Anybody agree or disagree?

Sarah =]

Online videos – Do they have a place in the classroom?

The answer to this question is YES!

This was made abundantly clear by Simon and Mathieu when they gave their presentation on this innovation. They drew particular attention to the websites Youtube, Teachertv and Keepvid – all of which were very valid and useful websites. Ones that I have now stored as a valuable teaching resource in my favourites list in my internet browser.

There is a vast number of videos on the internet, these videos either entertain viewers or inform them on a number of different subjects. Both of these purposes are useful in the classroom. In my opinion suitable entertainment videos could be used as a reward for students who complete work early or who have earnt free time some other way. Educational videos could also be used for the same purpose; to increase motivation during a lesson and add some variety to lesson delivery. I will definetly be looking at online videos when thinking of introductions to lessons. I think they could also be used in comprehension activities to assess children’s viewing skills where children view a video and then answer questions about it or as examples so that children can make their own videos if possible.

There is one problem when it comes to online video viewing and that is censorship. There are some videos that are very innappropriate for children on sites like youtube and if children are given free reign of the computer on sites like these it is very easy for them to find inappropriate material.  But I think with proper supervision and management of children’s actions on the computer this can be avoided. For example I personally would make a links page that allows children to click on the links which take them directly to the videos and then monitor their use of the computer to ensure they do not naviagate away from that page. Another way is to embed the video on something like powerpoint or you can use keepvid to download videos from a website and put them in the shared student drive for students to open in media player or quicktime.
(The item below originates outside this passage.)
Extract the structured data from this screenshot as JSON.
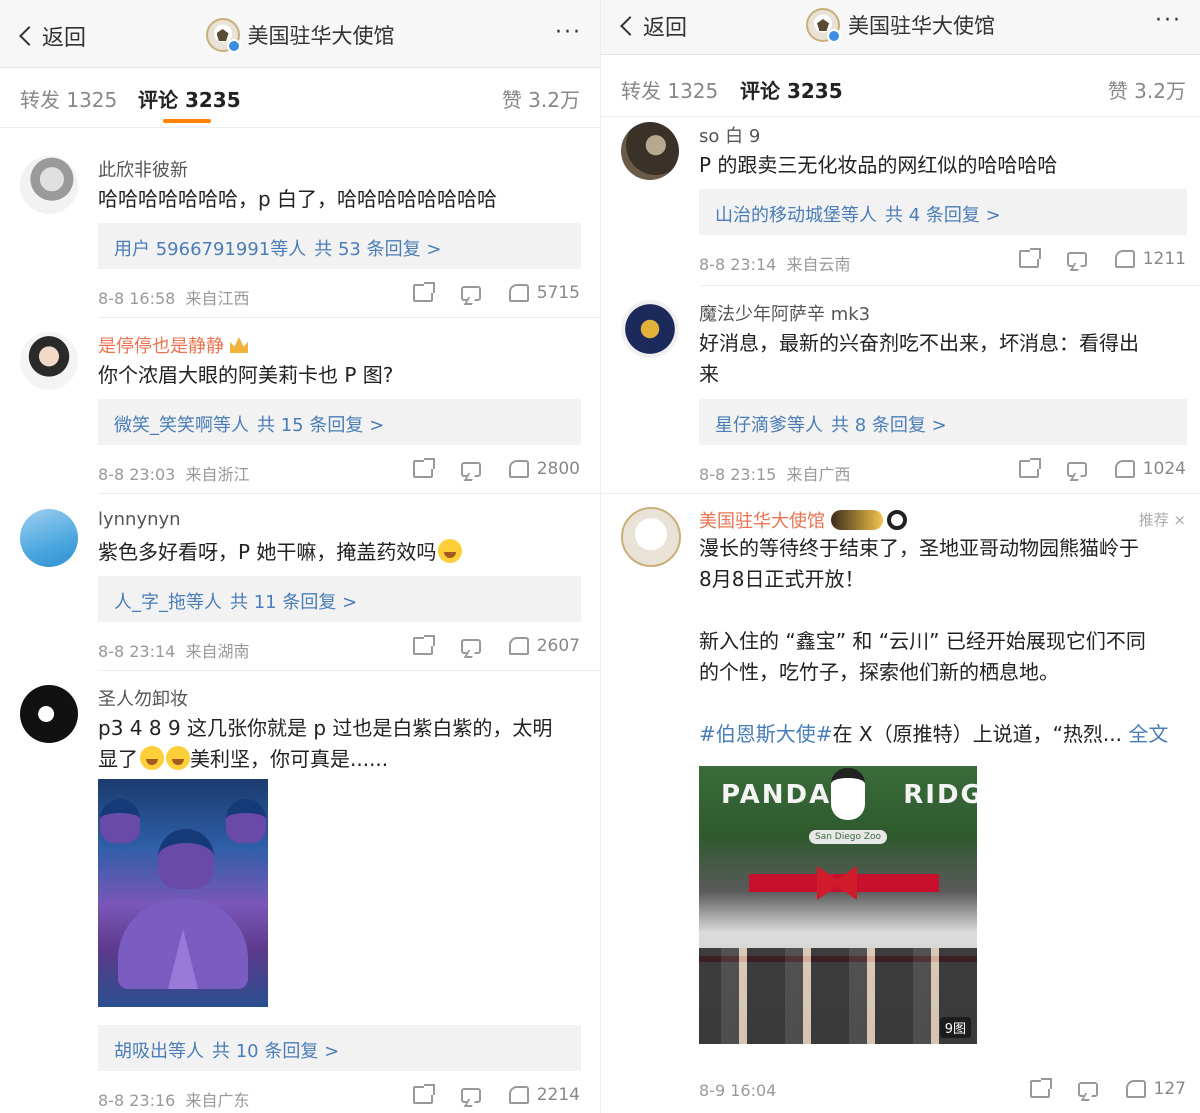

So overall I think online videos are a great resource that is very accessible for both teachers and students. They are also very effective way of enhance a presentation or a lesson and increase the understanding of the viewers as can be seen by the number of presentations in Ed 458 Using Computers in the Classroom which have used videos for these purposes. So YES online videos do have a place in the classroom and as students have now become digital learners it is a good idea to employ them in the classroom to enhance learning and make it interesting and fun!

Does anyone else have thoughts on how they can be used?

Bye for now =]

Sarah